very least.  But we see that even with all of Carlsen's intriguing attempts to obfuscate 
the position at so many points, Saric found the global refutation to Carlsen's play and 
should be praised for his courage and poise, over the board, in confronting such a formidable opponent as Magnus Carlsen  My only question is: should Carlsen have, as Board 1 of 
Norway's Olympiad Team "1", been happy to secure the half-point, in the name of 
team-spirit? I have yet to hear an interview with Carlsen on this most fascinating point: 
the responsibility for the team vs the playing out of one's egotistic, risky plans.
It is my view, that maintaining equality throughout the game is not an easy task,
especially when you've decided not to "complicate things" vs an opponent who you
feel you should beat. Yet, by keeping things level, you force your opponent to come
up with correspondingly adequate moves as well, to hold the fort, a nerve-racking
mental challenge, especially in time-pressure. This makes chess a sport as well as an
intellectual exercise: adding the psychological element of "doubt" in a time-scramble.
Well, dear chess players, this Saturday, August 16th, you will be confronted with
the decision: "to draw or not to draw . . . " As a team player, take the draw; yet, as
an individual tournament player, is not a half point better than a loss?  
This Saturday: your call!  Good luck and good chess.

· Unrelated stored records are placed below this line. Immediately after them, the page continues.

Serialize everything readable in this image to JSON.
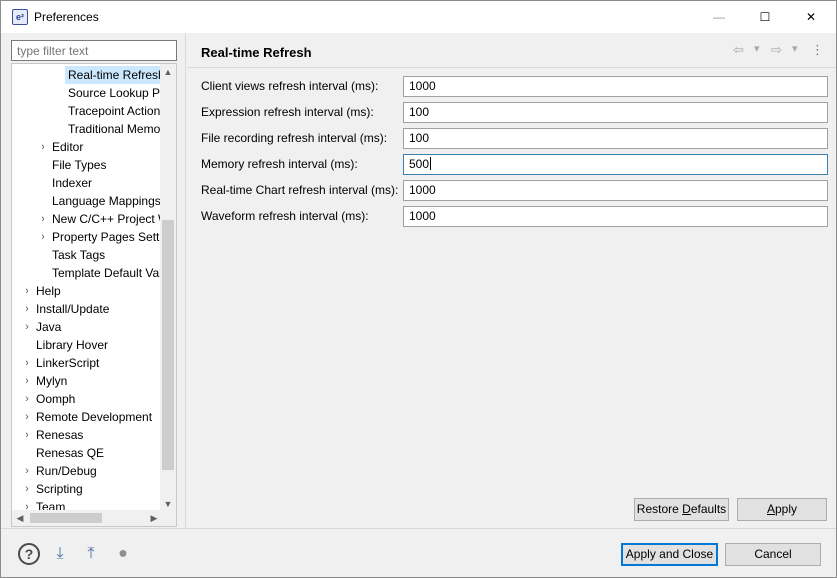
{
  "window": {
    "title": "Preferences",
    "app_icon_glyph": "e²",
    "minimize_glyph": "—",
    "maximize_glyph": "☐",
    "close_glyph": "✕"
  },
  "filter": {
    "placeholder": "type filter text"
  },
  "tree": {
    "expand_glyph": "›",
    "items": [
      {
        "label": "Real-time Refresh",
        "level": 3,
        "expandable": false,
        "selected": true
      },
      {
        "label": "Source Lookup Pa",
        "level": 3,
        "expandable": false,
        "selected": false
      },
      {
        "label": "Tracepoint Actions",
        "level": 3,
        "expandable": false,
        "selected": false
      },
      {
        "label": "Traditional Memor",
        "level": 3,
        "expandable": false,
        "selected": false
      },
      {
        "label": "Editor",
        "level": 2,
        "expandable": true,
        "selected": false
      },
      {
        "label": "File Types",
        "level": 2,
        "expandable": false,
        "selected": false
      },
      {
        "label": "Indexer",
        "level": 2,
        "expandable": false,
        "selected": false
      },
      {
        "label": "Language Mappings",
        "level": 2,
        "expandable": false,
        "selected": false
      },
      {
        "label": "New C/C++ Project W",
        "level": 2,
        "expandable": true,
        "selected": false
      },
      {
        "label": "Property Pages Settin",
        "level": 2,
        "expandable": true,
        "selected": false
      },
      {
        "label": "Task Tags",
        "level": 2,
        "expandable": false,
        "selected": false
      },
      {
        "label": "Template Default Valu",
        "level": 2,
        "expandable": false,
        "selected": false
      },
      {
        "label": "Help",
        "level": 1,
        "expandable": true,
        "selected": false
      },
      {
        "label": "Install/Update",
        "level": 1,
        "expandable": true,
        "selected": false
      },
      {
        "label": "Java",
        "level": 1,
        "expandable": true,
        "selected": false
      },
      {
        "label": "Library Hover",
        "level": 1,
        "expandable": false,
        "selected": false
      },
      {
        "label": "LinkerScript",
        "level": 1,
        "expandable": true,
        "selected": false
      },
      {
        "label": "Mylyn",
        "level": 1,
        "expandable": true,
        "selected": false
      },
      {
        "label": "Oomph",
        "level": 1,
        "expandable": true,
        "selected": false
      },
      {
        "label": "Remote Development",
        "level": 1,
        "expandable": true,
        "selected": false
      },
      {
        "label": "Renesas",
        "level": 1,
        "expandable": true,
        "selected": false
      },
      {
        "label": "Renesas QE",
        "level": 1,
        "expandable": false,
        "selected": false
      },
      {
        "label": "Run/Debug",
        "level": 1,
        "expandable": true,
        "selected": false
      },
      {
        "label": "Scripting",
        "level": 1,
        "expandable": true,
        "selected": false
      },
      {
        "label": "Team",
        "level": 1,
        "expandable": true,
        "selected": false
      }
    ],
    "scroll_up_glyph": "▲",
    "scroll_down_glyph": "▼",
    "scroll_left_glyph": "◀",
    "scroll_right_glyph": "▶"
  },
  "page": {
    "title": "Real-time Refresh",
    "nav_back_glyph": "⇦",
    "nav_forward_glyph": "⇨",
    "nav_dropdown_glyph": "▾",
    "nav_menu_glyph": "⋮",
    "fields": [
      {
        "label": "Client views refresh interval (ms):",
        "value": "1000",
        "focused": false
      },
      {
        "label": "Expression refresh interval (ms):",
        "value": "100",
        "focused": false
      },
      {
        "label": "File recording refresh interval (ms):",
        "value": "100",
        "focused": false
      },
      {
        "label": "Memory refresh interval (ms):",
        "value": "500",
        "focused": true
      },
      {
        "label": "Real-time Chart refresh interval (ms):",
        "value": "1000",
        "focused": false
      },
      {
        "label": "Waveform refresh interval (ms):",
        "value": "1000",
        "focused": false
      }
    ],
    "restore_defaults": {
      "before": "Restore ",
      "mnemonic": "D",
      "after": "efaults"
    },
    "apply": {
      "before": "",
      "mnemonic": "A",
      "after": "pply"
    }
  },
  "footer": {
    "help_glyph": "?",
    "import_glyph": "⤓",
    "export_glyph": "⤒",
    "record_glyph": "●",
    "apply_and_close": "Apply and Close",
    "cancel": "Cancel"
  }
}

CHARLES DRAFT MEMORIAL
SATURDAY, (TOMORROW)
AUGUST 16, 2014
See you there!
PS
LATE BREAKING NEWS:
JUDITH POLGAR RETIRES 
FROM PROFESSIONAL CHESS
Check out the link below for some nice videos 
of Judith Polgar (FIDE: 2735 peek) in action 
as well as a compelling 2 part youtube 
of her analysis of the game:
Karpov - Polgar, Wijk aan Zee, 2003
in preparation for your participation in the 
BCC Charles Draft Memorial.

Monday, August 11, 2014

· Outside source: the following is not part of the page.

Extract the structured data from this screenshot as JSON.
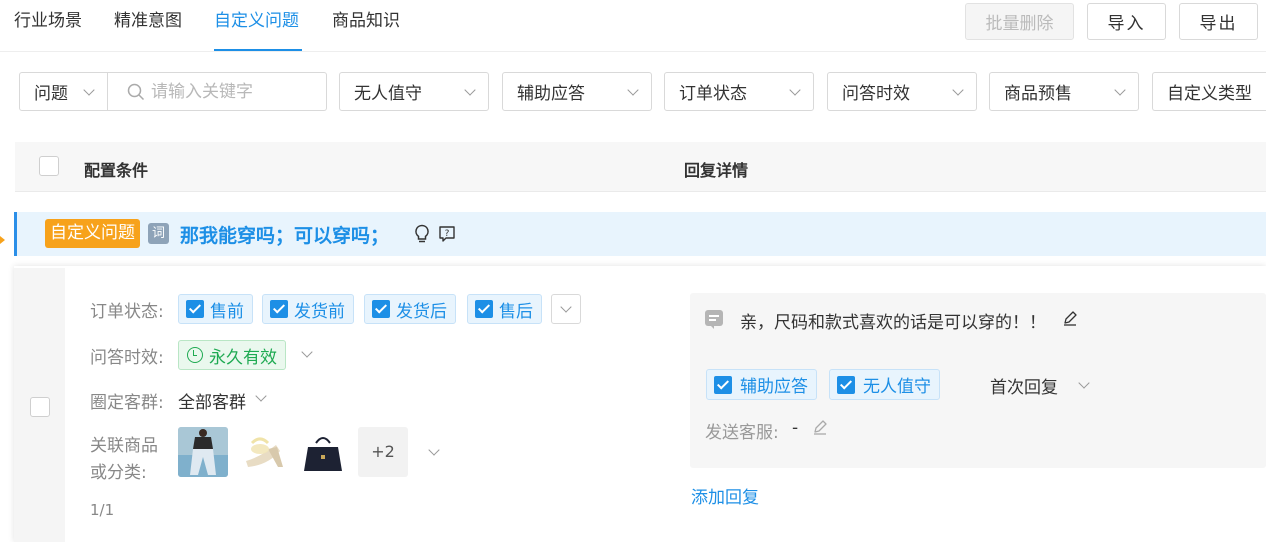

GRANDMASTER SIMUL // LARRY CHRISTIANSEN // SOUTH STATION // TUESDAY // 5:00 - 7:00 PM // FREE //

EQUIPMENT PROVIDED
3 Time USA Chess Champion Larry Christiansen
will give a simultaneous exhibition at South Station
Boston, Tuesday, the 12th of August (tomorrow).
Bring your pencil and paper to record the game;
bring your camera to photograph the scene,
and bring your thinking cap. Larry is a very nice
man but he is quite accurate in his moves.
See you tomorrow!

BCC: LEGENDS OF CHESS // NEZHMETDINOV // 12 DISCIPLES // CHASE 1ST / DONDIS U1800 //

SAILING TO VICTORY
FM Chris Chase plays a perfect 4-0
to take clear 1st place (payout: $60) and a +1 to 2406 rating.
SCHLIEMANN DEFENSE CLINIC
NM Hal Terrie sets up a risky line in the C63 Ruy Lopez to test
the young Derek Chubo Zhao. Hal won the game.
Derek got a free post-mortem lesson on how to meet this
line more effectively, should he encounter it in future games.
(background): Will Wisdom and Ahaan Rungta.
A CLEAR MIND
Harold Dondis, Esq. who is almost
92, scored 2.5 points to claim 3rd place
in the Open Section as well as the
U1800 prize of $30. Bravo, Harold!
CHESS FOR THE WHOLE FAMILY
Xian Feng Zhao and his two sons: Richard who is
2 1/2 yrs old and 8 yr old Derek Chubo Zhao.
MENTORING THE KIDS
Veteran chess player, Richard Kahn checks out the clock
as 6 yr old Raymond Xu demonstrates its salient features.
Will Wisdom, black vs Jesse Nicholas, Round 2.
(background): Ahaan Rungta, black vs Greg Ardini.
Will scored 2 points for a +18 to 1568 rating. Bravo, Will!
Nathan Smolensky, scored 2 points for a
+3 to 1952 rating. 
NATHAN SMOLENSKY: TD
PHOTOS: STEVE STEPAK

BCC REUBENS LANDEY // BCC CH QUALIFIER // TED CROSS TAKES CLEAR 1ST // 5 TIE FOR 2ND //

REUBENS LANDEY
BOYLSTON CHESS CLUB
CHAMPIONSHIP QUALIFIER
12 PLAYER EVENT
Ted Cross scored 3.5 points out of 4 to take
clear 1st place and a +37 to 2041 rating.
2-6th
Ed Astrachan vs Andrew Hoy, Round 3.
Each scored 2.5 points to share 2-6th place.
Jared Becker, Round 3. Jared scored 2.5 points
to share 2-6th place.
Natasha Christiansen, 2.5 points
for a share of 2-6th place.
Tim O'Malley, 2.5 points, sharing
2-6th place.
NATHAN SMOLENSKY: TD
PHOTOS: STEVE STEPAK